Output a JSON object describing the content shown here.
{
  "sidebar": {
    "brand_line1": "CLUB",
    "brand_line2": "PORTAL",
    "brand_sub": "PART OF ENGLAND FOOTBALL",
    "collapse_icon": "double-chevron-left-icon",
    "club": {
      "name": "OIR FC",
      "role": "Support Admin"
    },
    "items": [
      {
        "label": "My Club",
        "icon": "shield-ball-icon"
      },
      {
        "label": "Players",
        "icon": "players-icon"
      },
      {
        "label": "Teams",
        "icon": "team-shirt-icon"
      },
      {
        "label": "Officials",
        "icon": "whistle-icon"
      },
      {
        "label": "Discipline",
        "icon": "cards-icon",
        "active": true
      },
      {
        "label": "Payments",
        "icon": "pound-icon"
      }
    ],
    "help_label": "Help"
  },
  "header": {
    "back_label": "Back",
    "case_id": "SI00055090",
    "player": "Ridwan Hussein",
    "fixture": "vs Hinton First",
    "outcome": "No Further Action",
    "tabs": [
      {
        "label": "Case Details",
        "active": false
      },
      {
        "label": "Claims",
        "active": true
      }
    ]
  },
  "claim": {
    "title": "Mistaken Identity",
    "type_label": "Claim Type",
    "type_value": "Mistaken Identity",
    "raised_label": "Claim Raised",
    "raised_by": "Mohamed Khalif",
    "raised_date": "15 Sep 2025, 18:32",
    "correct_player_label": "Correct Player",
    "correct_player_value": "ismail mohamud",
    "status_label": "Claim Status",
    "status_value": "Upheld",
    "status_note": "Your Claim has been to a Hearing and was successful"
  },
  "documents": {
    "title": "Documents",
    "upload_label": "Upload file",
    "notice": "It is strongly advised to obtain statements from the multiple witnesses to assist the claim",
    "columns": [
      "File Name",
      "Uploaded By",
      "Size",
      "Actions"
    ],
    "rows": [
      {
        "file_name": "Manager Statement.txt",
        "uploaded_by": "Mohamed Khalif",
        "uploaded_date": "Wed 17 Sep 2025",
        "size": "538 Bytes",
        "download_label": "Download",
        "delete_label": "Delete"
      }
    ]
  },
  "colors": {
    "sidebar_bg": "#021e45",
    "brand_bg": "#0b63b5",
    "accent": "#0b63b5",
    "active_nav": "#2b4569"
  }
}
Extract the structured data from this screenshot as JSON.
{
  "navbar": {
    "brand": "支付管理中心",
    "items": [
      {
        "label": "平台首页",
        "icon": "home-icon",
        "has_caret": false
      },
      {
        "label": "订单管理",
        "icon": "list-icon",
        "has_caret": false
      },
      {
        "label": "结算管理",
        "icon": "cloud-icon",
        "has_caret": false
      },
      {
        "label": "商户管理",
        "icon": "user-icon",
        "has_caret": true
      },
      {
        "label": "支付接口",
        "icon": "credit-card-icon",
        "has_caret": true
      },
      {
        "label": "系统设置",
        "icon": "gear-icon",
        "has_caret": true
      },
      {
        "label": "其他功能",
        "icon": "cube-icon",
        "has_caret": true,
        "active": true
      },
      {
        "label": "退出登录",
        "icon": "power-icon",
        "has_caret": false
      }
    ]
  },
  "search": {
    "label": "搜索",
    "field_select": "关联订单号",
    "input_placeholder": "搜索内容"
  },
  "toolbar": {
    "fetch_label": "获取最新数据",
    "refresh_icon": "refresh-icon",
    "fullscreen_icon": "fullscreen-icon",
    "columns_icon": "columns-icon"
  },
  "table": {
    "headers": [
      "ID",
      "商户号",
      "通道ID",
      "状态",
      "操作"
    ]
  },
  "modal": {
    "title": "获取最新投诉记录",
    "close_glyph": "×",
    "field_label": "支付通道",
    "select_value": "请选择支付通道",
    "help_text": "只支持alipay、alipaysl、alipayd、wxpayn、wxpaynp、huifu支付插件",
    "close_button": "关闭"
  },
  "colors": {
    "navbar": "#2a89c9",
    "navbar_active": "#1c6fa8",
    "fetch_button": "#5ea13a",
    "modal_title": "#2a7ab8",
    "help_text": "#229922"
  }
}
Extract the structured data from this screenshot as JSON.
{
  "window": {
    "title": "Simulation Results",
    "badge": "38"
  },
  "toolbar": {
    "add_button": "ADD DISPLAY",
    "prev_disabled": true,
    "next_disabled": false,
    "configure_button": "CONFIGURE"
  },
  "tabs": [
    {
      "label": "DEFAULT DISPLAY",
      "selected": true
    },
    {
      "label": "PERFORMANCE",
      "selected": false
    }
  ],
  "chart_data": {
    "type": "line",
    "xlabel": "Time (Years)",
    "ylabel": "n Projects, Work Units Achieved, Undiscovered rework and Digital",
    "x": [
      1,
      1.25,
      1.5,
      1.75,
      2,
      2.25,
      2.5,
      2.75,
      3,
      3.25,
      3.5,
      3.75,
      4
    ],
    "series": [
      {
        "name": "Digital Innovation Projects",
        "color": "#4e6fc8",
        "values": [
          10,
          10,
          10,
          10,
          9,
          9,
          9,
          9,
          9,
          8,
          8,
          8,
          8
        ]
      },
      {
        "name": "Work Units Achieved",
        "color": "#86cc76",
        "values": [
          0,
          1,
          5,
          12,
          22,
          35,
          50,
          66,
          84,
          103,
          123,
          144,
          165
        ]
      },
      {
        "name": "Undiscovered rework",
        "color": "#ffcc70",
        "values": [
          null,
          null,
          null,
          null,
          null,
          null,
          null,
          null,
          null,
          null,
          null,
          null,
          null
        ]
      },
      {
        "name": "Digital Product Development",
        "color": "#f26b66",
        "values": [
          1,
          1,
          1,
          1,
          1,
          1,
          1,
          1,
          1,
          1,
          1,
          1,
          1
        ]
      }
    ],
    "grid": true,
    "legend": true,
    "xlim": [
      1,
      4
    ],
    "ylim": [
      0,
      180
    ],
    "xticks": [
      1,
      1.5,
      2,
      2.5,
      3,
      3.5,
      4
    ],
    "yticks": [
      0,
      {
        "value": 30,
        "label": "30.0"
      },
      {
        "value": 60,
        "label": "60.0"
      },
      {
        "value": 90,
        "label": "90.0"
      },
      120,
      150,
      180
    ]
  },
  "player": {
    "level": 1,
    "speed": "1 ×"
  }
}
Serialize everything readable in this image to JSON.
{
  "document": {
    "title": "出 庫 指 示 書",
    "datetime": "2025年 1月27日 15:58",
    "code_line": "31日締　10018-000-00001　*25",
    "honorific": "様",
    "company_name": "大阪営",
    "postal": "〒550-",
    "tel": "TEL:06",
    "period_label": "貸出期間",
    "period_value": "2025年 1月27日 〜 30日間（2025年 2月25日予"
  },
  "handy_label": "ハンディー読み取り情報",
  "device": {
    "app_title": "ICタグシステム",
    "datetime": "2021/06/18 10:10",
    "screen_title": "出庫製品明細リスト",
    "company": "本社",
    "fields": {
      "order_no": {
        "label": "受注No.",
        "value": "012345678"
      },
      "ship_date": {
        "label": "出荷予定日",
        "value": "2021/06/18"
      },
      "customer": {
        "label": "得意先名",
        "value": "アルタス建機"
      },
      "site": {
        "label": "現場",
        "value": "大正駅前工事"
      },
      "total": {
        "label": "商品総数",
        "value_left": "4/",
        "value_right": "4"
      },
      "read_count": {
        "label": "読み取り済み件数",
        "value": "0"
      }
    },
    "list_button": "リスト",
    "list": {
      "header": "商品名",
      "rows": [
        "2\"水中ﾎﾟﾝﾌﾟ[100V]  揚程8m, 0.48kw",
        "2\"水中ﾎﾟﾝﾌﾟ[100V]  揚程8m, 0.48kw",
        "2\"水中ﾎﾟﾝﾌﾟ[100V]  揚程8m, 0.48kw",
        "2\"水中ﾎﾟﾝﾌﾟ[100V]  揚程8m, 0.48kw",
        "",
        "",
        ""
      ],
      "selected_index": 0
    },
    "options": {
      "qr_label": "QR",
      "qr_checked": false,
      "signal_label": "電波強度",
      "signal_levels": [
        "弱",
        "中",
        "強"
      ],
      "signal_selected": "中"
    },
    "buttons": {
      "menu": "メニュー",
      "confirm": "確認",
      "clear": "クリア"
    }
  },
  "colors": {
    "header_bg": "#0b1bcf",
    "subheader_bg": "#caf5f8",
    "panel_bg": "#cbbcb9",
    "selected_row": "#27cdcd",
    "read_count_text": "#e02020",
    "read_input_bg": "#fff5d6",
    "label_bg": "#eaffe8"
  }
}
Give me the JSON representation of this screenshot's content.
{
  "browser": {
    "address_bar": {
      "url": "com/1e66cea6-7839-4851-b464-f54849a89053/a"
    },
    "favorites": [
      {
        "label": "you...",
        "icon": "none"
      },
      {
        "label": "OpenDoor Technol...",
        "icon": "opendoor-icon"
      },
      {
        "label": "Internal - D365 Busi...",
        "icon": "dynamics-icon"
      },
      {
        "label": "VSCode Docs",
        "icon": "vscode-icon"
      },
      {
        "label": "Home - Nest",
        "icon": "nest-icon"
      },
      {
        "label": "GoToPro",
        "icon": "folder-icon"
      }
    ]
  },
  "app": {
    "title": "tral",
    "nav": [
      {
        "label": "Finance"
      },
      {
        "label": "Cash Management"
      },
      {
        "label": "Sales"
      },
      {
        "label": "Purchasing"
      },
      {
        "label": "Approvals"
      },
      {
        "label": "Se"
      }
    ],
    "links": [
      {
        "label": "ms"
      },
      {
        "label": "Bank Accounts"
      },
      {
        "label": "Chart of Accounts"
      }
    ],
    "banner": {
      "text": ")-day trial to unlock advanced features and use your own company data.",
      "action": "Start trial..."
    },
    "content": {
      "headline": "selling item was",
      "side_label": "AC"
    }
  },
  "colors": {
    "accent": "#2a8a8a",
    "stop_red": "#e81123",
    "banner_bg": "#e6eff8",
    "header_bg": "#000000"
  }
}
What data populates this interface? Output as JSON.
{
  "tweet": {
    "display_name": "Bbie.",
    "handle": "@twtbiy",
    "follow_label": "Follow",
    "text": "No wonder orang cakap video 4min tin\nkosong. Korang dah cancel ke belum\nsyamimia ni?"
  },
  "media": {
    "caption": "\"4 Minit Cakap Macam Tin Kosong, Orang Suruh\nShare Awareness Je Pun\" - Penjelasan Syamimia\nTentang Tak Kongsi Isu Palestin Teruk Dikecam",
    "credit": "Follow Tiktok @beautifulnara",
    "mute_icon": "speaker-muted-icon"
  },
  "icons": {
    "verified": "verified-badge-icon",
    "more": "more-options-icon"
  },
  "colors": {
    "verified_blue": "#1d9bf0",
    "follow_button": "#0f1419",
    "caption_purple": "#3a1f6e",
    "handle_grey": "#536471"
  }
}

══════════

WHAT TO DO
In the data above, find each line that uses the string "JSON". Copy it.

YOUR RESPONSE
Output a JSON object describing the content shown here.
Extract the structured data from this screenshot as JSON.
Extract the structured data from this screenshot as JSON.
Serialize everything readable in this image to JSON.
Give me the JSON representation of this screenshot's content.
What data populates this interface? Output as JSON.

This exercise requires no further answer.